In full transparency, I’m writing this post from the floor of my home office in – you guessed it – loungewear. Sure, I have a room dedicated to work, a desk with a pretty pen holder, and a chair borrowed from my kitchen table. But it’s far from the setup I’m accustomed to at ECVO headquarters.
For many of us fortunate enough to have the option, working from home was once an opportunity for an occasional retreat from the bustling office. Comfortable, private … maybe even more productive. But that doesn’t necessarily mean we’re automatically equipped to manage a full-time work-from-home lifestyle and the challenges that come with it.
For me, it’s ergonomics.
For others, it’s mental health.
For many that participated in our recent Sector Survey, it’s technology. The steep learning curves. The need for new or upgraded devices.

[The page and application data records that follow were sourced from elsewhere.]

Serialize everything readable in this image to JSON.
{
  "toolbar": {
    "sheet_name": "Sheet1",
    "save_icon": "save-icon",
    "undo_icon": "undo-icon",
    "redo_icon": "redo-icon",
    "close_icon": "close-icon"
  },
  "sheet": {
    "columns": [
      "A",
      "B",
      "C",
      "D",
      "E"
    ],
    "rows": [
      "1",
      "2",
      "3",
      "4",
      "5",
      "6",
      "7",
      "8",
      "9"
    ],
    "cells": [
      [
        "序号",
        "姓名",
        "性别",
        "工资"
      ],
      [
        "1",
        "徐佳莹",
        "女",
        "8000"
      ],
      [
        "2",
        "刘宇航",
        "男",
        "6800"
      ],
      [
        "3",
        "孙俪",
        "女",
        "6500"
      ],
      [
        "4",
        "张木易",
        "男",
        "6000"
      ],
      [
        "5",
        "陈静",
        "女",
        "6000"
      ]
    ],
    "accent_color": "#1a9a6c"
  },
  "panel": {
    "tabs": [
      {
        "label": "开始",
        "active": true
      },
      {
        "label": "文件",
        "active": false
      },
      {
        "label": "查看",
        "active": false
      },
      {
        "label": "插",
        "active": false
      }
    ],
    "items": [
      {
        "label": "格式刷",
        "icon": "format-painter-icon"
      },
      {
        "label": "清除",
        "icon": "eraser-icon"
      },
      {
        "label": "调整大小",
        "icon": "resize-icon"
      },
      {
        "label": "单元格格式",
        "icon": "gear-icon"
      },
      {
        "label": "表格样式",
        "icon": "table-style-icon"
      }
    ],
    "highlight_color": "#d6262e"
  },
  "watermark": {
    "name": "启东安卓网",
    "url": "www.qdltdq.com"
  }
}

The increased cybersecurity risks.
So, straight from the floor of my home office, five resources you can use to help you feel a little more tech-savvy working from home:
The tech you need to get started working remotely
Charity Village’s helpful list acknowledges that “distributed teams need some essential pieces of technology to keep projects moving forward.” Trial a few applications to enhance your team’s communication, collaboration, and document management. Many on the list are free or have free versions that allow you to test the waters.
Read “The Tech You Need to Get Started Working Remotely” from Charity Village.
Short on hardware? The ERA has your back
The Electronic Recycling Organization is a Canadian non-profit that provides charitable organizations with reliable and repurposed technology. The benefits are two-fold: your organization gains useful, inexpensive hardware, while diverting waste from our landfills. ERA continues to accept electronics donations to refurbish for organizations throughout the pandemic.
Pay them a visit at www.electronicrecyclingassociation.ca.
Stay safe and secure with these tips from TechSoup
TechSoup is a household name when it comes to technology advice for non-profit and charitable organizations. From quick fixes on passwords to more complex options like Virtual Private Networks (VPNs), this list covers some basic measures non-profits can take to protect their organizations from a data breach.
Read “7 Ways to Bolster Your Nonprofit’s Data Security” from TechSoup
Policy preparation made easy
Has COVID-19 illuminated your organization’s need for more detailed policies surrounding technology? Tech Impact’s workbook will walk you through a series of important considerations when developing tech policies for your organization, such as acceptable use policies or bring your own device policies.
Read Tech Impact’s Nonprofit Technology Policy Workbook.
Map out problems and priorities with professional help
Capacity Canada’s TechMatch Program pairs technology professionals with charitable organizations to help identify technology gaps and consider solutions. The program takes place over approximately three months and delivers a technology strategy specific to your organization’s needs.
Learn more about the TechMatch program.
If you’re taking technology one step at a time as we navigate the impacts of the COVID-19 pandemic, you’re not alone. Organizations across Alberta are reporting challenges with staff and volunteers working remotely and adjusting to evolving technology needs.
Considering your organization’s technology needs takes time, patience, open-mindedness, and some trial and error. You may not be able to overhaul your whole organization at once –nor should you ever expect to – but we hope these five resources help you reflect on your unique needs, ask the right questions, and start the conversations needed to build a more tech-savvy future for your non-profit.
Have you already made some tech transitions in your organization? Is your team thriving remotely? Please get in touch with us so we can share your success story; it might just inspire another organization to make the jump!
Header photo courtesy writix.co.uk.